» **TASK OBJECTIVE**
Return, from the material below, each line in which the word "Competent" is present.

++++++++++++++++++++

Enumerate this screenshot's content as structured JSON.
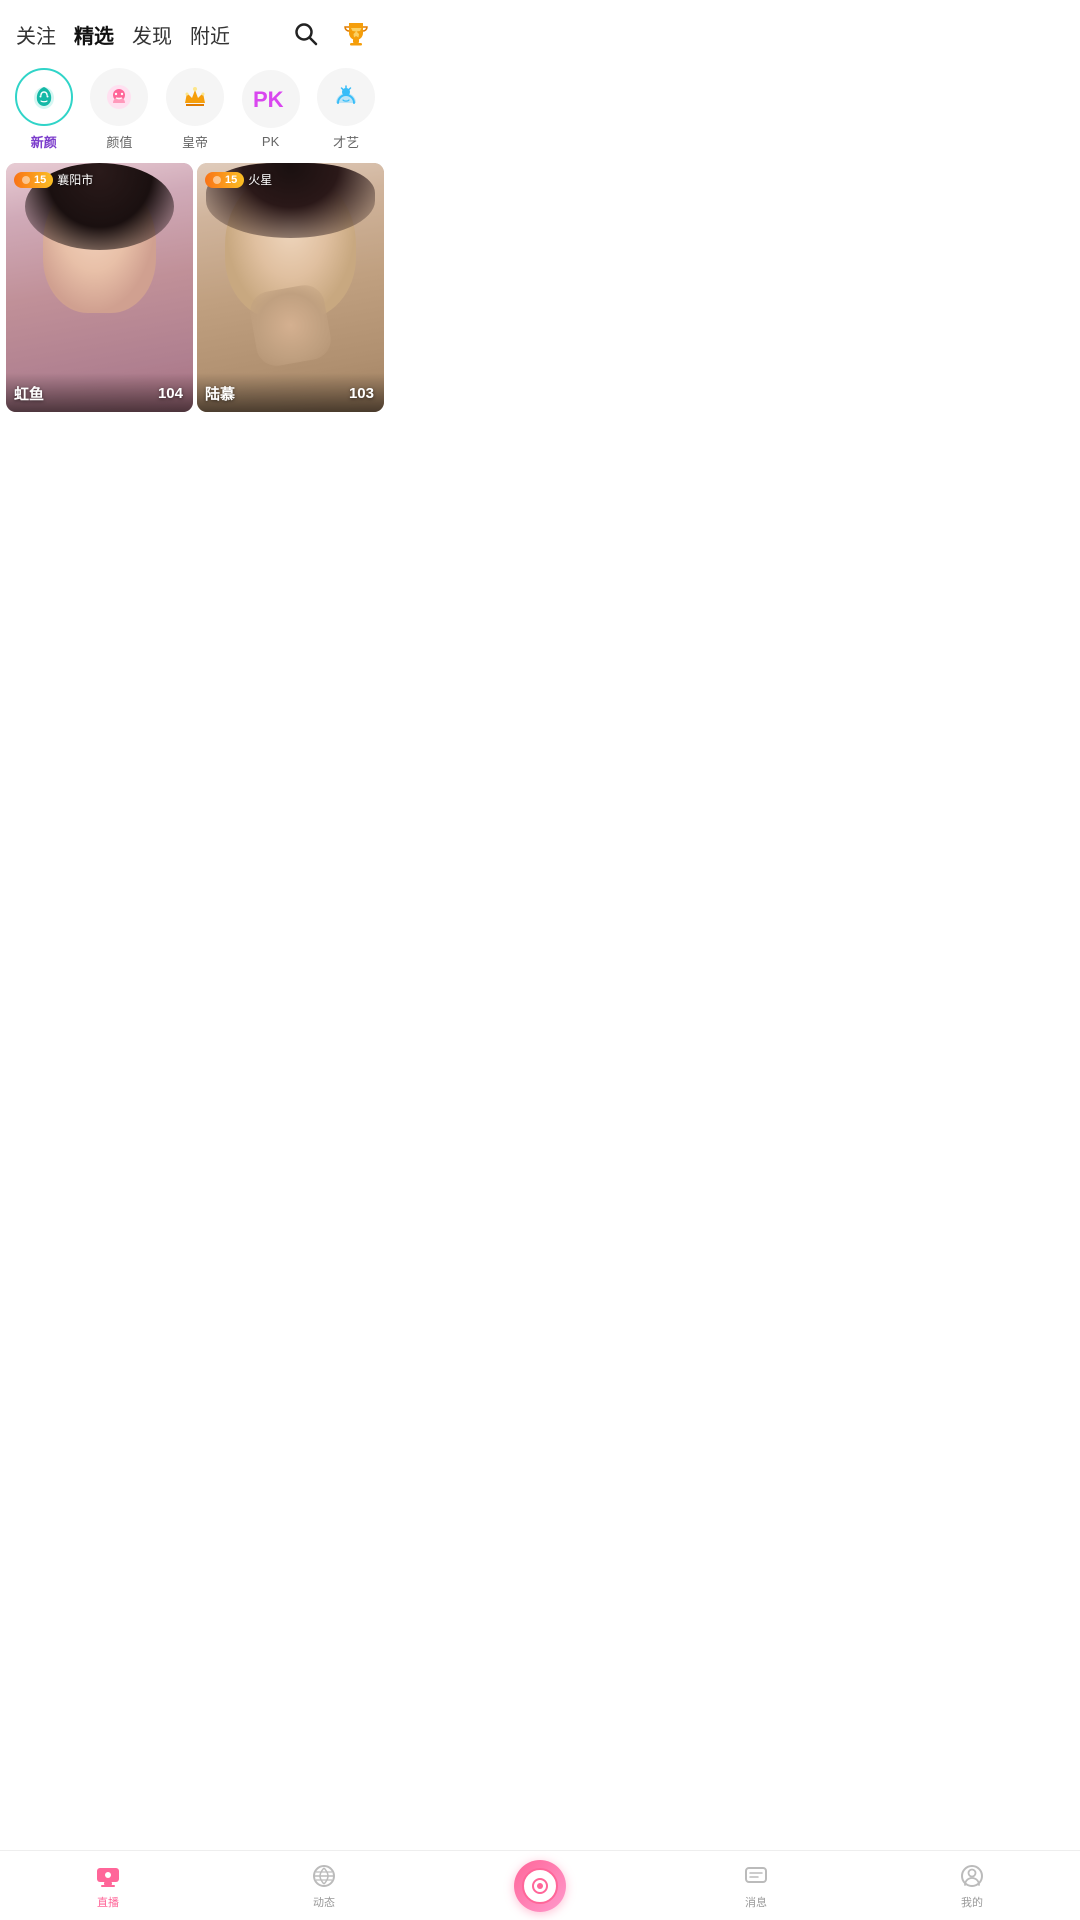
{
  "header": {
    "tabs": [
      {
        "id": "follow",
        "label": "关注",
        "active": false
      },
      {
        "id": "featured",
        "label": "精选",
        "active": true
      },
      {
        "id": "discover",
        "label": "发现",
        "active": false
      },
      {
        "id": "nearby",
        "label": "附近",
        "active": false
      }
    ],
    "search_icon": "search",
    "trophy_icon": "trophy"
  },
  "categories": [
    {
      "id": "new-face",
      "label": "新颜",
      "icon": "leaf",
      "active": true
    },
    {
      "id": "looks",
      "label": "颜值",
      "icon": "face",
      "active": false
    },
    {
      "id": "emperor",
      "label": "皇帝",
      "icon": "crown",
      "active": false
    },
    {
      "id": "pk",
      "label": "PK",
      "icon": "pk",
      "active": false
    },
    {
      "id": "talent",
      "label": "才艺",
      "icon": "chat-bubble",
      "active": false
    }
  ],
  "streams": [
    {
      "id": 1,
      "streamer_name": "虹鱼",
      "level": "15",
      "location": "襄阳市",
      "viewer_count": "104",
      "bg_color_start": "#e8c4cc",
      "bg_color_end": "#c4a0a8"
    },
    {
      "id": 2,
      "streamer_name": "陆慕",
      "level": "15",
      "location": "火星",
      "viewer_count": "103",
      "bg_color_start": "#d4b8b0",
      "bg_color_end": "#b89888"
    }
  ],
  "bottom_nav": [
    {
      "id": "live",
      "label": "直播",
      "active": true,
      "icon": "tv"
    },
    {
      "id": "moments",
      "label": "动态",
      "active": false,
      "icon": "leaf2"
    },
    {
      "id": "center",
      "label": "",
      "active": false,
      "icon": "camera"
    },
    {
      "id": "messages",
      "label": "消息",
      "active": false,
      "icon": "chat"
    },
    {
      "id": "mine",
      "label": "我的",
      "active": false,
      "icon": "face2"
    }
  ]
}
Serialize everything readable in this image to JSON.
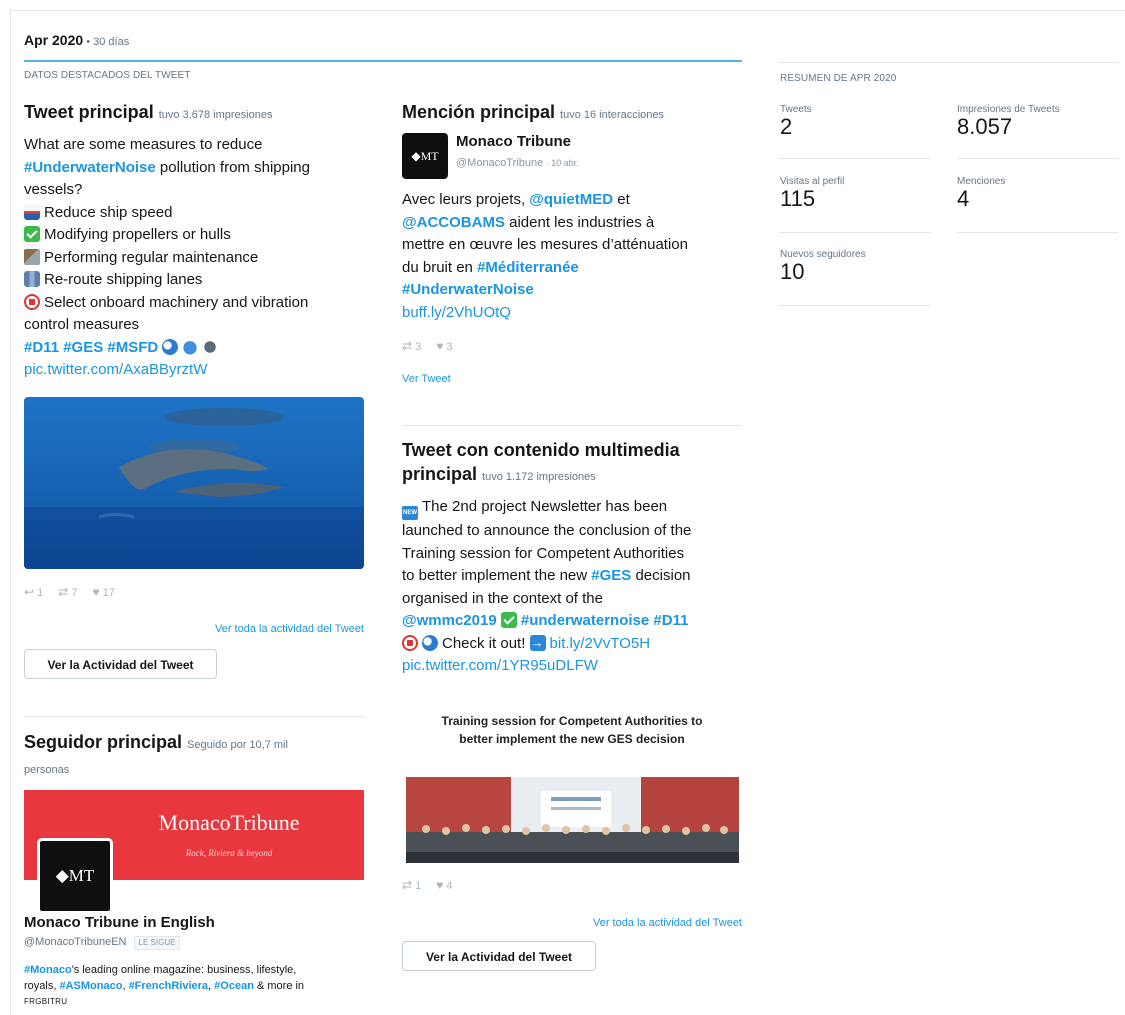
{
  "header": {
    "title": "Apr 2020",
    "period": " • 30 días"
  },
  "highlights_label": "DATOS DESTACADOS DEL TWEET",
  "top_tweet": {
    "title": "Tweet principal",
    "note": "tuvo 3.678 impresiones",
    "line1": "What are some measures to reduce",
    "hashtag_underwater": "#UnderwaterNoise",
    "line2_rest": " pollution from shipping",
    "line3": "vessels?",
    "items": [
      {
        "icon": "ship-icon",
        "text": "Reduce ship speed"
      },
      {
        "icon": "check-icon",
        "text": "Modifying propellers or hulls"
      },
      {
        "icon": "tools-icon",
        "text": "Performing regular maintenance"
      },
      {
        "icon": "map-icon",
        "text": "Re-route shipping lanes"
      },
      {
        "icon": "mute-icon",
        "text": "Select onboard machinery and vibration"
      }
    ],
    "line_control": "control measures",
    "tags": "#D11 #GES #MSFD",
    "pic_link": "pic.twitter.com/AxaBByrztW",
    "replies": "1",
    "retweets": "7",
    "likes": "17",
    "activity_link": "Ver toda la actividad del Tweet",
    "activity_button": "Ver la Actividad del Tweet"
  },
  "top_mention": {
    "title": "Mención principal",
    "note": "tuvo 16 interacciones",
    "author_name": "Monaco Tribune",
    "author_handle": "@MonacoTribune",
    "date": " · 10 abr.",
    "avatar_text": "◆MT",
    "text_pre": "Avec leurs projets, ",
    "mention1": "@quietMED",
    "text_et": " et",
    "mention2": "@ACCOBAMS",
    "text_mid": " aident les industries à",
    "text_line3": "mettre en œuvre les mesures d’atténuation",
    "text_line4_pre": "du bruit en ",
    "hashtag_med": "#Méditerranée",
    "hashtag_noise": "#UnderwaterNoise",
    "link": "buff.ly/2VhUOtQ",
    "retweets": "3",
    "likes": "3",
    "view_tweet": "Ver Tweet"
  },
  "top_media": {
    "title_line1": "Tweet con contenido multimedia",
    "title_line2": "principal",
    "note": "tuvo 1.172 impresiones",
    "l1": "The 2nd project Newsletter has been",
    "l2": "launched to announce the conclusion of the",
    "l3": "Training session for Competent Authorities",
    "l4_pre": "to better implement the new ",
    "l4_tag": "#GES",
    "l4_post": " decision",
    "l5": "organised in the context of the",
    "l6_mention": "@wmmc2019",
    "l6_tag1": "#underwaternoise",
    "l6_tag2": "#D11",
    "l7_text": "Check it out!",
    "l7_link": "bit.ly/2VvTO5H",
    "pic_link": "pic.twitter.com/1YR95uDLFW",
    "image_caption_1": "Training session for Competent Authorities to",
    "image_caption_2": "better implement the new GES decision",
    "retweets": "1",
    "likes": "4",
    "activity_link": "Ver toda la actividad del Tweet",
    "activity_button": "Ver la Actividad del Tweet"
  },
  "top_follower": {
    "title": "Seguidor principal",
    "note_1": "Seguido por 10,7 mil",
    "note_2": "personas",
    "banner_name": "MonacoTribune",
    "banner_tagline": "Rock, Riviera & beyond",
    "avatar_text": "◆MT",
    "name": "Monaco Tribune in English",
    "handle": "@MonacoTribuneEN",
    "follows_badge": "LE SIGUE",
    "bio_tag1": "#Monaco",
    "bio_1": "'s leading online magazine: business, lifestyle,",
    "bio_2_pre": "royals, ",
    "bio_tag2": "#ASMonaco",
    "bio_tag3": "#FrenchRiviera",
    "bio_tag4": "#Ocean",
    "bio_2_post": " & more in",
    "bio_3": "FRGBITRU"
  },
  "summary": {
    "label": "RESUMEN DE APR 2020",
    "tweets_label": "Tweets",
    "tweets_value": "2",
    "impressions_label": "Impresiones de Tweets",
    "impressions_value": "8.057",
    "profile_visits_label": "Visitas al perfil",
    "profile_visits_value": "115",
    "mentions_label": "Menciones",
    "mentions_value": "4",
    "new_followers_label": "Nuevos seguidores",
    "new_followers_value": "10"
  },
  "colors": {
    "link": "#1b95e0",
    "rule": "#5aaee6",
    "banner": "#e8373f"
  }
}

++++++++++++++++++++

» **ANSWER FOR THIS EXERCISE**
    "l3": "Training session for Competent Authorities",
    "image_caption_1": "Training session for Competent Authorities to",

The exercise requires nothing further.